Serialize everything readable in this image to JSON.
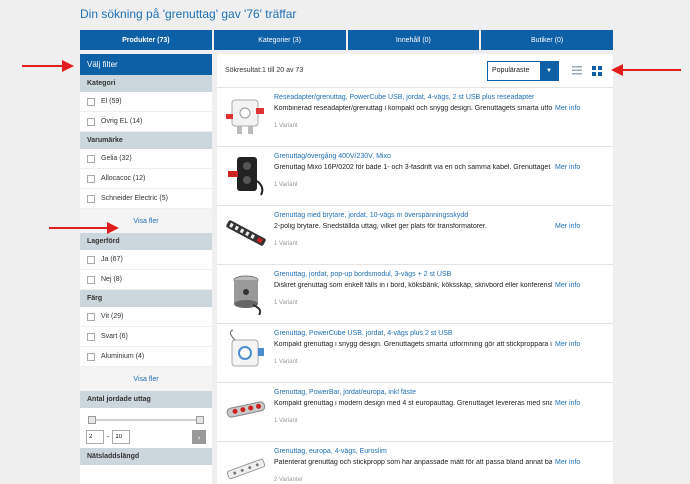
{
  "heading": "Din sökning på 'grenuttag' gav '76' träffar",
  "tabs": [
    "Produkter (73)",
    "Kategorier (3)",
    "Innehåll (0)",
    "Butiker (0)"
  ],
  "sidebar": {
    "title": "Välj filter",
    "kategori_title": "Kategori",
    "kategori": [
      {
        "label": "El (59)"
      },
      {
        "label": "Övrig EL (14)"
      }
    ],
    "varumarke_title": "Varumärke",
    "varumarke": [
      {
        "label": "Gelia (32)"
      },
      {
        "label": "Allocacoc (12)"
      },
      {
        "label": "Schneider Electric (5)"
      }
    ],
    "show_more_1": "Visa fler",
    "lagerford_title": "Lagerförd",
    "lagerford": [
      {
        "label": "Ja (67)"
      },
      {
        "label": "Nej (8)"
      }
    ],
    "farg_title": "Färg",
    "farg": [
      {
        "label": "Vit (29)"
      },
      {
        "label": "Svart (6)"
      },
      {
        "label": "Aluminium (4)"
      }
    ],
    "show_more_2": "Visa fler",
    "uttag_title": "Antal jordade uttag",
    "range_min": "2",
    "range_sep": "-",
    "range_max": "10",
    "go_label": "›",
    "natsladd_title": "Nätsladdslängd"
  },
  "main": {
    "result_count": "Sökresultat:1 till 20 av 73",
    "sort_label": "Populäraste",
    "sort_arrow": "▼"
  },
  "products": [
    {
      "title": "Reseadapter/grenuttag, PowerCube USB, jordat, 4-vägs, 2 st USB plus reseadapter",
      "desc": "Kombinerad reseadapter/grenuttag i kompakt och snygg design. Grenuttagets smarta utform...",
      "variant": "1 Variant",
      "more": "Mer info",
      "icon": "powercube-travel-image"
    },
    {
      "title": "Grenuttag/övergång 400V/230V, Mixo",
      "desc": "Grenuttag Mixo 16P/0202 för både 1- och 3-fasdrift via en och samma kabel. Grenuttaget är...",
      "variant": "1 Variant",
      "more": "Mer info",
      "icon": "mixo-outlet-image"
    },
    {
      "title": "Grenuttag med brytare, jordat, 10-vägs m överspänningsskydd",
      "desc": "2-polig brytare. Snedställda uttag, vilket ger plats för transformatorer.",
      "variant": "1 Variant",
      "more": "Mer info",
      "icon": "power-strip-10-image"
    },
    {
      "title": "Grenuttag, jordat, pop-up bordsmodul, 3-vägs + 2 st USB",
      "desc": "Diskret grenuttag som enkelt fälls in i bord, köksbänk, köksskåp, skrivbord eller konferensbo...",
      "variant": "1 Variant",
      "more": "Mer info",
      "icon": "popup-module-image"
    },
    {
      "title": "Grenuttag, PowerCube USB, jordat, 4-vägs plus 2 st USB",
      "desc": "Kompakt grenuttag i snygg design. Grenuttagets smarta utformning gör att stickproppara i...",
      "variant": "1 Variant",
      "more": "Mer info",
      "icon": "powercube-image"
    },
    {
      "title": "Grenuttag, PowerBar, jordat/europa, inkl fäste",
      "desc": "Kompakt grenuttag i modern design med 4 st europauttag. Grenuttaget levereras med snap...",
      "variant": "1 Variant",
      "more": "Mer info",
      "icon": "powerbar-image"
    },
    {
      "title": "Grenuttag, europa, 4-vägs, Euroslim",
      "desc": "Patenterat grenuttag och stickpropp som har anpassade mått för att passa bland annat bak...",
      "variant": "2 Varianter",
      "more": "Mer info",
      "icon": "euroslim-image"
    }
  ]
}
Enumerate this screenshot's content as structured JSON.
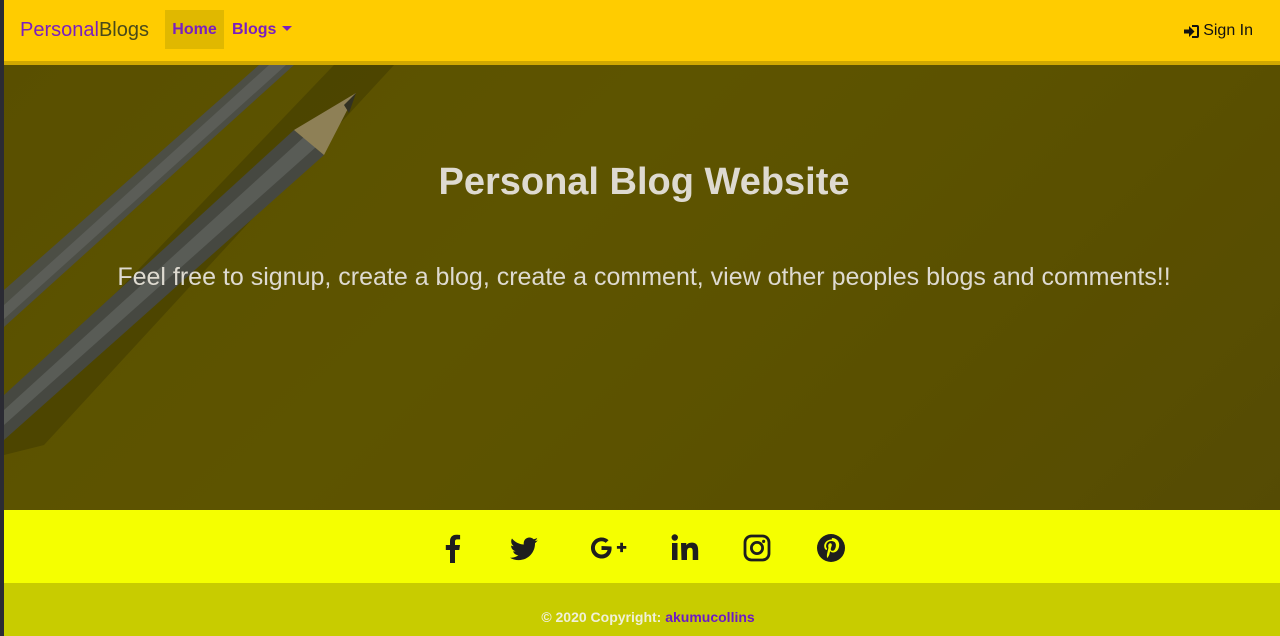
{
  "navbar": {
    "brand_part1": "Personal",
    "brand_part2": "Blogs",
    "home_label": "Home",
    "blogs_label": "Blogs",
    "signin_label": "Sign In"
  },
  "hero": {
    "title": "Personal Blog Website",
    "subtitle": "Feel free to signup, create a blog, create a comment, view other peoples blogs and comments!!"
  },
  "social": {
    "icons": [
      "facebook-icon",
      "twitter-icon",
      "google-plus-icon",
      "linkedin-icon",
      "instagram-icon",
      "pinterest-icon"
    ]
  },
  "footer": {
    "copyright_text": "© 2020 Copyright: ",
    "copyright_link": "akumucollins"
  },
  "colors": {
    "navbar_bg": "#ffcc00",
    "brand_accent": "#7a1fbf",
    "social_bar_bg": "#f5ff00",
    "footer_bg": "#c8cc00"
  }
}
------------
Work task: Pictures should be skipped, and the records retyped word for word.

Response area:
Serialize everything readable in this image to JSON.
{
  "heading": "Din sökning på 'grenuttag' gav '76' träffar",
  "tabs": [
    "Produkter (73)",
    "Kategorier (3)",
    "Innehåll (0)",
    "Butiker (0)"
  ],
  "sidebar": {
    "title": "Välj filter",
    "kategori_title": "Kategori",
    "kategori": [
      {
        "label": "El (59)"
      },
      {
        "label": "Övrig EL (14)"
      }
    ],
    "varumarke_title": "Varumärke",
    "varumarke": [
      {
        "label": "Gelia (32)"
      },
      {
        "label": "Allocacoc (12)"
      },
      {
        "label": "Schneider Electric (5)"
      }
    ],
    "show_more_1": "Visa fler",
    "lagerford_title": "Lagerförd",
    "lagerford": [
      {
        "label": "Ja (67)"
      },
      {
        "label": "Nej (8)"
      }
    ],
    "farg_title": "Färg",
    "farg": [
      {
        "label": "Vit (29)"
      },
      {
        "label": "Svart (6)"
      },
      {
        "label": "Aluminium (4)"
      }
    ],
    "show_more_2": "Visa fler",
    "uttag_title": "Antal jordade uttag",
    "range_min": "2",
    "range_sep": "-",
    "range_max": "10",
    "go_label": "›",
    "natsladd_title": "Nätsladdslängd"
  },
  "main": {
    "result_count": "Sökresultat:1 till 20 av 73",
    "sort_label": "Populäraste",
    "sort_arrow": "▼"
  },
  "products": [
    {
      "title": "Reseadapter/grenuttag, PowerCube USB, jordat, 4-vägs, 2 st USB plus reseadapter",
      "desc": "Kombinerad reseadapter/grenuttag i kompakt och snygg design. Grenuttagets smarta utform...",
      "variant": "1 Variant",
      "more": "Mer info",
      "icon": "powercube-travel-image"
    },
    {
      "title": "Grenuttag/övergång 400V/230V, Mixo",
      "desc": "Grenuttag Mixo 16P/0202 för både 1- och 3-fasdrift via en och samma kabel. Grenuttaget är...",
      "variant": "1 Variant",
      "more": "Mer info",
      "icon": "mixo-outlet-image"
    },
    {
      "title": "Grenuttag med brytare, jordat, 10-vägs m överspänningsskydd",
      "desc": "2-polig brytare. Snedställda uttag, vilket ger plats för transformatorer.",
      "variant": "1 Variant",
      "more": "Mer info",
      "icon": "power-strip-10-image"
    },
    {
      "title": "Grenuttag, jordat, pop-up bordsmodul, 3-vägs + 2 st USB",
      "desc": "Diskret grenuttag som enkelt fälls in i bord, köksbänk, köksskåp, skrivbord eller konferensbo...",
      "variant": "1 Variant",
      "more": "Mer info",
      "icon": "popup-module-image"
    },
    {
      "title": "Grenuttag, PowerCube USB, jordat, 4-vägs plus 2 st USB",
      "desc": "Kompakt grenuttag i snygg design. Grenuttagets smarta utformning gör att stickproppara i...",
      "variant": "1 Variant",
      "more": "Mer info",
      "icon": "powercube-image"
    },
    {
      "title": "Grenuttag, PowerBar, jordat/europa, inkl fäste",
      "desc": "Kompakt grenuttag i modern design med 4 st europauttag. Grenuttaget levereras med snap...",
      "variant": "1 Variant",
      "more": "Mer info",
      "icon": "powerbar-image"
    },
    {
      "title": "Grenuttag, europa, 4-vägs, Euroslim",
      "desc": "Patenterat grenuttag och stickpropp som har anpassade mått för att passa bland annat bak...",
      "variant": "2 Varianter",
      "more": "Mer info",
      "icon": "euroslim-image"
    }
  ]
}
Enumerate this screenshot's content as structured JSON.
{
  "navbar": {
    "brand_part1": "Personal",
    "brand_part2": "Blogs",
    "home_label": "Home",
    "blogs_label": "Blogs",
    "signin_label": "Sign In"
  },
  "hero": {
    "title": "Personal Blog Website",
    "subtitle": "Feel free to signup, create a blog, create a comment, view other peoples blogs and comments!!"
  },
  "social": {
    "icons": [
      "facebook-icon",
      "twitter-icon",
      "google-plus-icon",
      "linkedin-icon",
      "instagram-icon",
      "pinterest-icon"
    ]
  },
  "footer": {
    "copyright_text": "© 2020 Copyright: ",
    "copyright_link": "akumucollins"
  },
  "colors": {
    "navbar_bg": "#ffcc00",
    "brand_accent": "#7a1fbf",
    "social_bar_bg": "#f5ff00",
    "footer_bg": "#c8cc00"
  }
}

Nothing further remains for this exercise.